WHAT YOU SHOULD DO – Restate, word for word, every line of the data.

[Dataset excerpts]
+ + + + + + +

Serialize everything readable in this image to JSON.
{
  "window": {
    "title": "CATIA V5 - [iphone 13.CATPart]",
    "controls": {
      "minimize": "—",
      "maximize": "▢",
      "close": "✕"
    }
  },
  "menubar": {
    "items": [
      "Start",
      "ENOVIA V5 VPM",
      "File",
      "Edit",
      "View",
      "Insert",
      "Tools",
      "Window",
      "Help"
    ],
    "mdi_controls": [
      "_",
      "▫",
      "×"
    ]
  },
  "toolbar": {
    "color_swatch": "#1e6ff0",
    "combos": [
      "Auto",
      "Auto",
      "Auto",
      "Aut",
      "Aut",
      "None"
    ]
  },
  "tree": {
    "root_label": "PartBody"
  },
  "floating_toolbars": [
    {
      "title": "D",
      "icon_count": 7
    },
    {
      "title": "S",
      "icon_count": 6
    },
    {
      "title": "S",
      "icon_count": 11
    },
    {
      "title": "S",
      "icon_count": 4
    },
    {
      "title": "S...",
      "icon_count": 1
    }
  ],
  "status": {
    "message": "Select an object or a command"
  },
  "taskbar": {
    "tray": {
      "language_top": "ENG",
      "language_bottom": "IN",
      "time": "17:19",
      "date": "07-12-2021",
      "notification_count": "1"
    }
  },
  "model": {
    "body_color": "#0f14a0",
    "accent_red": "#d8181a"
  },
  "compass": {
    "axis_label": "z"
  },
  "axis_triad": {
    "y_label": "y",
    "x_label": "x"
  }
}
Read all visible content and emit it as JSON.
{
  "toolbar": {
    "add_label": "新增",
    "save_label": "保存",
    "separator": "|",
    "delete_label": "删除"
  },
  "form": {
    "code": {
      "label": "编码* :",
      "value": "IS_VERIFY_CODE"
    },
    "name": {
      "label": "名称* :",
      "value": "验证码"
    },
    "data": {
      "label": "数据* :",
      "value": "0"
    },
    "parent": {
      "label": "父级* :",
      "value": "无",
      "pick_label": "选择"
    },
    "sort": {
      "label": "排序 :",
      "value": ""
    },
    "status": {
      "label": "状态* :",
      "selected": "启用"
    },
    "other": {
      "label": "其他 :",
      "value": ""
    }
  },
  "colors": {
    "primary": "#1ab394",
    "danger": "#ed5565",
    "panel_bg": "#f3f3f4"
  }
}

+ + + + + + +

REPLY TO THE EXERCISE –
Serialize everything readable in this image to JSON.
{
  "window": {
    "title": "CATIA V5 - [iphone 13.CATPart]",
    "controls": {
      "minimize": "—",
      "maximize": "▢",
      "close": "✕"
    }
  },
  "menubar": {
    "items": [
      "Start",
      "ENOVIA V5 VPM",
      "File",
      "Edit",
      "View",
      "Insert",
      "Tools",
      "Window",
      "Help"
    ],
    "mdi_controls": [
      "_",
      "▫",
      "×"
    ]
  },
  "toolbar": {
    "color_swatch": "#1e6ff0",
    "combos": [
      "Auto",
      "Auto",
      "Auto",
      "Aut",
      "Aut",
      "None"
    ]
  },
  "tree": {
    "root_label": "PartBody"
  },
  "floating_toolbars": [
    {
      "title": "D",
      "icon_count": 7
    },
    {
      "title": "S",
      "icon_count": 6
    },
    {
      "title": "S",
      "icon_count": 11
    },
    {
      "title": "S",
      "icon_count": 4
    },
    {
      "title": "S...",
      "icon_count": 1
    }
  ],
  "status": {
    "message": "Select an object or a command"
  },
  "taskbar": {
    "tray": {
      "language_top": "ENG",
      "language_bottom": "IN",
      "time": "17:19",
      "date": "07-12-2021",
      "notification_count": "1"
    }
  },
  "model": {
    "body_color": "#0f14a0",
    "accent_red": "#d8181a"
  },
  "compass": {
    "axis_label": "z"
  },
  "axis_triad": {
    "y_label": "y",
    "x_label": "x"
  }
}
Read all visible content and emit it as JSON.
{
  "toolbar": {
    "add_label": "新增",
    "save_label": "保存",
    "separator": "|",
    "delete_label": "删除"
  },
  "form": {
    "code": {
      "label": "编码* :",
      "value": "IS_VERIFY_CODE"
    },
    "name": {
      "label": "名称* :",
      "value": "验证码"
    },
    "data": {
      "label": "数据* :",
      "value": "0"
    },
    "parent": {
      "label": "父级* :",
      "value": "无",
      "pick_label": "选择"
    },
    "sort": {
      "label": "排序 :",
      "value": ""
    },
    "status": {
      "label": "状态* :",
      "selected": "启用"
    },
    "other": {
      "label": "其他 :",
      "value": ""
    }
  },
  "colors": {
    "primary": "#1ab394",
    "danger": "#ed5565",
    "panel_bg": "#f3f3f4"
  }
}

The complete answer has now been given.